This study explored the stories of critical moments experienced by applied sport psychology practitioners. The 13 recruited practitioners (eight male and five female) were in different stages of their development (trainee, neophyte, and experienced) and were asked to tell one story about a critical moment that significantly contributed to their development as applied practitioners. Narrative analysis was used to explore the stories of critical moments. Four distinct narrative structures were evident: Rebirth, Rags to Riches, Tragedy, and The Quest. There was one consistent narrative feature that supported these plots: Critical moments contribute toward an alignment between a practitioner’s beliefs and behavior, which supports the development of a congruent philosophy of practice and the environment they choose to work within. The authors recommend future research, such as the use of narrative analysis, to explore alternative narrative structures and the investigation of successful and unsuccessful consultancy experiences.
Nick Wadsworth, Hayley McEwan, Moira Lafferty, Martin Eubank, and David Tod
Gabriella Whitcomb-Khan, Nick Wadsworth, Kristin McGinty-Minister, Stewart Bicker, Laura Swettenham, and David Tod

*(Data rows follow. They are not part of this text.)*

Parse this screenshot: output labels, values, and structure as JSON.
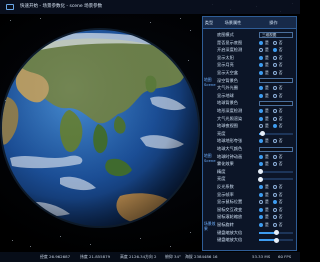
{
  "window": {
    "title": "快速开始 - 场景参数化 - scene 场景参数"
  },
  "panel": {
    "header": {
      "type": "类型",
      "param": "场景属性",
      "op": "操作"
    },
    "categories": [
      {
        "label": "地图Scene"
      },
      {
        "label": "地图Scene"
      },
      {
        "label": "场景效果"
      }
    ],
    "rows": [
      {
        "label": "底图模式",
        "control": "select",
        "value": "三维视图"
      },
      {
        "label": "是否显示底图",
        "control": "radio",
        "on": 0
      },
      {
        "label": "开启深度检测",
        "control": "radio",
        "on": 1
      },
      {
        "label": "显示太阳",
        "control": "radio",
        "on": 0
      },
      {
        "label": "显示月亮",
        "control": "radio",
        "on": 0
      },
      {
        "label": "显示天空盒",
        "control": "radio",
        "on": 0
      },
      {
        "label": "深空背景色",
        "control": "swatch",
        "color": "#0b0f19"
      },
      {
        "label": "大气外光圈",
        "control": "radio",
        "on": 0
      },
      {
        "label": "显示地球",
        "control": "radio",
        "on": 0
      },
      {
        "label": "地球背景色",
        "control": "swatch",
        "color": "#0b0f19"
      },
      {
        "label": "地形深度检测",
        "control": "radio",
        "on": 0
      },
      {
        "label": "大气光照渲染",
        "control": "radio",
        "on": 0
      },
      {
        "label": "地球夜视图",
        "control": "radio",
        "on": 1
      },
      {
        "label": "亮度",
        "control": "slider",
        "fraction": 0.1
      },
      {
        "label": "地球地形夸张",
        "control": "radio",
        "on": 0
      },
      {
        "label": "地球大气颜色",
        "control": "swatch",
        "color": "#0b0f19"
      },
      {
        "label": "地球时钟动画",
        "control": "radio",
        "on": 0
      },
      {
        "label": "雾化效果",
        "control": "radio",
        "on": 0
      },
      {
        "label": "精度",
        "control": "slider",
        "fraction": 0.05
      },
      {
        "label": "亮度",
        "control": "slider",
        "fraction": 0.05
      },
      {
        "label": "反光系数",
        "control": "radio",
        "on": 0
      },
      {
        "label": "显示帧率",
        "control": "radio",
        "on": 0
      },
      {
        "label": "显示鼠标位置",
        "control": "radio",
        "on": 1
      },
      {
        "label": "鼠标交互改变",
        "control": "radio",
        "on": 0
      },
      {
        "label": "鼠标滚轮缩放",
        "control": "radio",
        "on": 0
      },
      {
        "label": "鼠标旋转",
        "control": "radio",
        "on": 0
      },
      {
        "label": "键盘缩放大倍",
        "control": "slider",
        "fraction": 0.5
      },
      {
        "label": "键盘缩放大倍",
        "control": "slider",
        "fraction": 0.5
      }
    ],
    "radio_labels": [
      "是",
      "否"
    ]
  },
  "status": {
    "lon": "经度 26.962687",
    "lat": "纬度 21.855879",
    "alt": "高度 2126.34",
    "heading": "方向 2",
    "tilt": "俯仰 34°",
    "height": "海拔 2384486 16",
    "fps": "53.33 MS",
    "fps2": "60 FPS"
  },
  "colors": {
    "panel_border": "#2f5d96",
    "accent": "#3e9cf0",
    "ocean": "#1a4f9c",
    "land": "#4f7a3a"
  }
}
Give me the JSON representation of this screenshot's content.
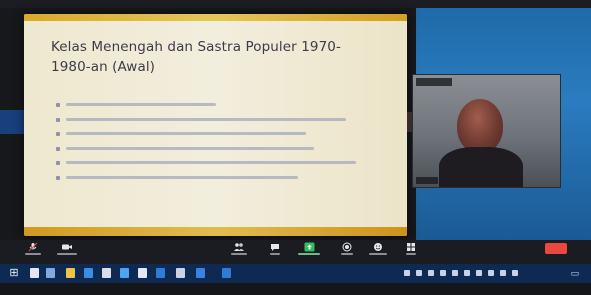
{
  "slide": {
    "title": "Kelas Menengah dan Sastra Populer 1970-1980-an (Awal)",
    "bullets": [
      {
        "text": ""
      },
      {
        "text": ""
      },
      {
        "text": ""
      },
      {
        "text": ""
      },
      {
        "text": ""
      },
      {
        "text": ""
      },
      {
        "text": ""
      }
    ]
  },
  "participant": {
    "name": "",
    "video_icon": "person-video"
  },
  "toolbar": {
    "items": [
      {
        "icon": "microphone-icon",
        "label": ""
      },
      {
        "icon": "video-camera-icon",
        "label": ""
      },
      {
        "icon": "participants-icon",
        "label": ""
      },
      {
        "icon": "chat-icon",
        "label": ""
      },
      {
        "icon": "share-screen-icon",
        "label": ""
      },
      {
        "icon": "record-icon",
        "label": ""
      },
      {
        "icon": "reactions-icon",
        "label": ""
      },
      {
        "icon": "apps-icon",
        "label": ""
      },
      {
        "icon": "whiteboard-icon",
        "label": ""
      }
    ],
    "end_label": "",
    "share_color": "#2fbf5f",
    "end_color": "#e8483f"
  },
  "taskbar": {
    "clock": "",
    "accent": "#0e2a52"
  }
}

This study explored the experiences of elite athletes during the initial stages of lockdown as a result of the COVID-19 pandemic. The eight recruited participants (three females, five males) were asked to tell a story of their lockdown experience. Narrative analysis was used to explore the athletes’ stories. The athletes’ narrative is best represented in four distinct sections: (a) threat to goals, (b) ongoing consequences, (c) overcoming COVID-19, and (d) adapting to COVID-19. Four narrative themes were also coconstructed from the athletes’ stories: (a) factors athletes found challenging, (b) loss, (c) strategies that benefitted athletes psychologically, and (d) silver linings. Combined, these findings suggest that the initial stages of lockdown are best described as a critical pause. The authors present applied implications for athletes and sport psychology practitioners. The authors also recommend that future research investigate the longitudinal effect of prolonged lockdown on athletes’ lives and a potential return to sport.